Worshippers in Christianity’s third millennium enjoy the spiritual insights of two thousand years of reflection on the Eucharist. For many believers the Real Presence of Christ in the Eucharist is dominant in their religious lives. The true presence of Christ in the host received at the altar as well as the hosts reserved in the tabernacle and the consecrated species displayed in the monstrance are reassuring and consoling to a vast number of believers — and rightly so. For many other believers the Eucharist is the binding force that unites the faith community in prayer and charity, one member looking out for another member’s spiritual and material needs. Such unity at the altar demands unity at home and in the streets.

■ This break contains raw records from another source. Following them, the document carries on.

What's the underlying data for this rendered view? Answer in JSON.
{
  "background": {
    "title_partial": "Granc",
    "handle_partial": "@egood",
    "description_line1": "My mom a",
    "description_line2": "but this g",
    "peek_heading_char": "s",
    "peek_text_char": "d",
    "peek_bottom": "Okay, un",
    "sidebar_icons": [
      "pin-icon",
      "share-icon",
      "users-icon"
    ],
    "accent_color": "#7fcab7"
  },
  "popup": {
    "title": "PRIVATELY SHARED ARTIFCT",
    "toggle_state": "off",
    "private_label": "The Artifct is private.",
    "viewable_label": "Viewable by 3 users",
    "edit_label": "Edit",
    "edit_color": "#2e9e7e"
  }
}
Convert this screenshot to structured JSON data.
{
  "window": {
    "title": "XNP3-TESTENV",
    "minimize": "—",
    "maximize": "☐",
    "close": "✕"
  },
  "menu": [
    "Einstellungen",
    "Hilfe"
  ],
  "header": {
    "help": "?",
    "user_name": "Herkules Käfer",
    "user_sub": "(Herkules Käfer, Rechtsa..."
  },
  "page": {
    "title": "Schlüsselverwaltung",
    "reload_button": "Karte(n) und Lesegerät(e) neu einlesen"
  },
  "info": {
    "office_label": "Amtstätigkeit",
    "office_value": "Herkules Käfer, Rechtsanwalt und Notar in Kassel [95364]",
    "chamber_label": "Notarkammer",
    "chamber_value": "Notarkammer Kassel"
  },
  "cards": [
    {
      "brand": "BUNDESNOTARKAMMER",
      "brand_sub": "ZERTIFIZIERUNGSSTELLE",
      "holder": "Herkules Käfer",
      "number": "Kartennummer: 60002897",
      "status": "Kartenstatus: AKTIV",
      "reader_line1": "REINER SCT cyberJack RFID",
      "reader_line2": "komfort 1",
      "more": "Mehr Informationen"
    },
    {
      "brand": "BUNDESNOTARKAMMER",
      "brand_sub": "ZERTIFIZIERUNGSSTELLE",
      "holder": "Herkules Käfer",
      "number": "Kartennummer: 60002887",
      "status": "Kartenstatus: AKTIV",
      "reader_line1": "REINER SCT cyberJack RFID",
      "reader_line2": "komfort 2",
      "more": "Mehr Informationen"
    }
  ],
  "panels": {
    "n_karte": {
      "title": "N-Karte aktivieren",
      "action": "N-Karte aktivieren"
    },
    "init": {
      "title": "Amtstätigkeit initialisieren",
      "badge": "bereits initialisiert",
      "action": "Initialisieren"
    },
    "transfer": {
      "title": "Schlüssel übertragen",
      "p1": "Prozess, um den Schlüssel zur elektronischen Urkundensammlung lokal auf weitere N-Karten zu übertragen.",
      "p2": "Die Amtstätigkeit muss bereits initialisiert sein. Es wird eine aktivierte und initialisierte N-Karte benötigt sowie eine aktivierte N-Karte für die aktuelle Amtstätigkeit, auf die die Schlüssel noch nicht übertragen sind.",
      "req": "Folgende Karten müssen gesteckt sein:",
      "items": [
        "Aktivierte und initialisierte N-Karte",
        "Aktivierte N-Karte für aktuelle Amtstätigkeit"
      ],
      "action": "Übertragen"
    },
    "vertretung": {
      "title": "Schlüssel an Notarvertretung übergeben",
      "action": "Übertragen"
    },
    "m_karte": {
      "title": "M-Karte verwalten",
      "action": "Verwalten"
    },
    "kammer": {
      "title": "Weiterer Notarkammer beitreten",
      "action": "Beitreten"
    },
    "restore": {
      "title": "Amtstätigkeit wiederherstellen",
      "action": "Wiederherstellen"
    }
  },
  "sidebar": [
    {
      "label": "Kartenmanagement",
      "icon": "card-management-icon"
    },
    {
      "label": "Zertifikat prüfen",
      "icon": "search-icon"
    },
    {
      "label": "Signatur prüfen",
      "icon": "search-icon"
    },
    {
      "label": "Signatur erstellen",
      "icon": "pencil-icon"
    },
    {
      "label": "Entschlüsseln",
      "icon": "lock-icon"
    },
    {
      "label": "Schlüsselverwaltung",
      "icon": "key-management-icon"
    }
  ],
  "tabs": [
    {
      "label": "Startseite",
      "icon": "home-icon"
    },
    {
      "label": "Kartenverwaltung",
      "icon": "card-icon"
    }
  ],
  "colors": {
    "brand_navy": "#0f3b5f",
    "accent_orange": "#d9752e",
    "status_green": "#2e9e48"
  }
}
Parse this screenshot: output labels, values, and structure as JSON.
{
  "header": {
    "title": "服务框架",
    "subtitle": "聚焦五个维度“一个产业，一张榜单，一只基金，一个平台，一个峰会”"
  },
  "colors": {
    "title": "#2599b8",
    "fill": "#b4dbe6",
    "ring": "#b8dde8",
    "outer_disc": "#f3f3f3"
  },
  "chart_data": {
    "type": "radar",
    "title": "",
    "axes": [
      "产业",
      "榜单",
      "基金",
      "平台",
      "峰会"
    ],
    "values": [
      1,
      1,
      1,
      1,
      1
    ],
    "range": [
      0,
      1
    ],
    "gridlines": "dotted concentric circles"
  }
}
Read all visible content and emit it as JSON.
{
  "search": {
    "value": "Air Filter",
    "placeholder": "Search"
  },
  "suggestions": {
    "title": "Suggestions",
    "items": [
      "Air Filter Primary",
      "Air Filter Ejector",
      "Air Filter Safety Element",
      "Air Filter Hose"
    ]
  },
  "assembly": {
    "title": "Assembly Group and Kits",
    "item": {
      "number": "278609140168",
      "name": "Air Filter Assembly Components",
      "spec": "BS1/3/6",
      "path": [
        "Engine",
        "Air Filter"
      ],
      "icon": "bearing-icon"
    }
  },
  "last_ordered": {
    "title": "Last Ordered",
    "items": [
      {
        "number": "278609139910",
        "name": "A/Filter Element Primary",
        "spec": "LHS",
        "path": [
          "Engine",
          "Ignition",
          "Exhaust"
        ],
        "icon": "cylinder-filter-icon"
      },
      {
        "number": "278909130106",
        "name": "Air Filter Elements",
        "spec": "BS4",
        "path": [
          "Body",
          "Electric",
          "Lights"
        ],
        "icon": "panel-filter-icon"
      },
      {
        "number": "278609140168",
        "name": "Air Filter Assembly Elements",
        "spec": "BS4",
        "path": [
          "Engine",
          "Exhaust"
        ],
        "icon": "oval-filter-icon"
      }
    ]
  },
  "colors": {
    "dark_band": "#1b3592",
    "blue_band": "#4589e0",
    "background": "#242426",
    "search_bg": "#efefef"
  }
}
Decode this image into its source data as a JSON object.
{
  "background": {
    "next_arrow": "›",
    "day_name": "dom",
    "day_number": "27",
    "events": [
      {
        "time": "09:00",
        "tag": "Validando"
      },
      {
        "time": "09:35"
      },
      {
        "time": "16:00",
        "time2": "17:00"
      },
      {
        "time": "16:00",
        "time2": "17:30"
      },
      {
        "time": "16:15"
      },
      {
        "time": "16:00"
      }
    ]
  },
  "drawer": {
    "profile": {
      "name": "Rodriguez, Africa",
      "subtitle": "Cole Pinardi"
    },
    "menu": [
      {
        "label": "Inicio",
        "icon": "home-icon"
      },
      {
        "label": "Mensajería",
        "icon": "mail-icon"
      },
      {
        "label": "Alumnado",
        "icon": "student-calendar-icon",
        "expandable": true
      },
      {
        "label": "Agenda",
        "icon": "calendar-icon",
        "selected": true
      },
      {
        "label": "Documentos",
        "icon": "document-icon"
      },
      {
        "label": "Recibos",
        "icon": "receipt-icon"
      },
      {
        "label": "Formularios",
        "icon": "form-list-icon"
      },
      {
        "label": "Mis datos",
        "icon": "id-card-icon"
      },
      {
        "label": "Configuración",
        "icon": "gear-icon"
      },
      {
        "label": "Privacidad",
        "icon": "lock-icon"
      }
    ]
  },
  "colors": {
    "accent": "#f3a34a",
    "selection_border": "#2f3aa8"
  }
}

The manifold glories of the Eucharist are consequently both vertical and horizontal. The Eucharist is indeed heavenly food, the bread of angels, strengthening the soul with Divine graces. The Eucharist is as well earthly sustenance, the food of pilgrims, sustaining and uniting those on their journey to the ultimate Promised Land. St. John and the other Biblical authors knew well that no number of chapters and verses could exhaust the grandeur of the Eucharist. Wisely did the medieval theologians label the Eucharist the “most excellent of sacraments.”